S: I started Toxic Vision when I was still in high school, at 17 years old. At the time – I was working at a retail fabric store and I hated every minute of every hour that I spent there..I felt like I was wasting my time when I knew I could do something better for myself. It was then that I promised myself that I would never work for anyone ever again for the rest of my life – that I would dedicate my time to creating something of my own, and from that- Toxic Vision was born. I was all-in, right from the start – a fire in my belly and nothing was gonna stop me. I’m 14 years down the road with Toxic Vision, and I’ve held that promise to myself.

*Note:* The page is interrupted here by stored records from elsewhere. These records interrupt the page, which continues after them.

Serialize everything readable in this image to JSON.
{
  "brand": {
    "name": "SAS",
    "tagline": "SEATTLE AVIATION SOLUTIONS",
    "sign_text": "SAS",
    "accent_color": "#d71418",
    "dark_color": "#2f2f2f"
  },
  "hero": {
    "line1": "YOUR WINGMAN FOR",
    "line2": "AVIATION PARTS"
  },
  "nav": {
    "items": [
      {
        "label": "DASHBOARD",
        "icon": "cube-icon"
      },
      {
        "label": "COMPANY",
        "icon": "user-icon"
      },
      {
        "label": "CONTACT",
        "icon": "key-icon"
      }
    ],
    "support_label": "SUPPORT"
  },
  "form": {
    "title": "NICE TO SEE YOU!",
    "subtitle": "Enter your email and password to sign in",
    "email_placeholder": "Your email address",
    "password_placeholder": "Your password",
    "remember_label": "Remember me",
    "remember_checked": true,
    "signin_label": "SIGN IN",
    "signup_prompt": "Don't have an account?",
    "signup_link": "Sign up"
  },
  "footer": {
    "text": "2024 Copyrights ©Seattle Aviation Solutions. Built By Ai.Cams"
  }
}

My plans for the future are probably more wild than anyone would expect, but as I said above.. I really dislike talking about my plans. Action over words, always. I know where I am going – and I know how to get there. Come along for the ride if you choose.
If I could give advice to entrepreneurs that I wish someone had told me – Trust very few. Keep your circle small, strong and impenetrable.
Björn, you are pretty notorious for juggling a lot of musical projects at a time. What are your current projects, and what’s on the horizon for you musically? Do you have any advice for other musicians who might be reading this and struggling to “stay the course?”
B: Am I? No idea about that. I just like to keep busy and have been fortunate enough to know many creative souls that I can contribute to share creativity with.
Current active projects are: Ritual Death, Whoredom Rife , Behexen, Dark Sonority, Darvaza and a few more projects in the works. I don’t write music for all these projects, but contribute in one way or the other in all of them. Not sure I ever had a goal, I did and do it because I have to. Something in me demands it, if I don’t I’m dead, insane or worse. If I would say any goal it would be: To fuck their world and feed and inspire the fiery hearts I have been so lucky to come across out there.
My only advice is to work, don’t let anyone tell you it can’t be done until you looked into it yourself. Don’t let anyone else take charge of your art. Find others that are willing to sacrifice as much as you. Be inspired, but don’t blatantly steal or rip off. Be with people that FEED your fire, not people trying to shine in the light of your own work or even worse: try to put it out or restrain it.
What’s your dream bike, if price was no factor?
B: Now Im gonna be boring: I have it. My Shovel is my forever bike. I had all these plans when I got it. But it won’t let me. Painted some stuff on it and thats it. I find it perfect. But. I also really want a Swedish long fork. Matt black, shovel engine and brown leather seat. Im a simple man.
S: My dream bike is the one that I am able to build from the ground up. I can see it in my head, all the little details. Hope I get to show you all someday.
Final section, as one usually does with these things, is yours. Shamelessly self-promote, let people know what’s going on, or throw down a few final words of wisdom.
B: For anyone that is interested in rad, sometimes slightly offensive and useful stuff check www.dcdstore.com. For riders, outlaws, off gridders , hoodlums, biker trash and other kings and queens of this world. We will keep on offering the things we want ourself and at some point start telling more from our adventures from the road.
Wisdom comes with age, remember that. And then remember that the more you learn you will def learn you don’t know shit. I realized that even more after getting an old Harley.
S: My final words are simple – Never settle for the back seat.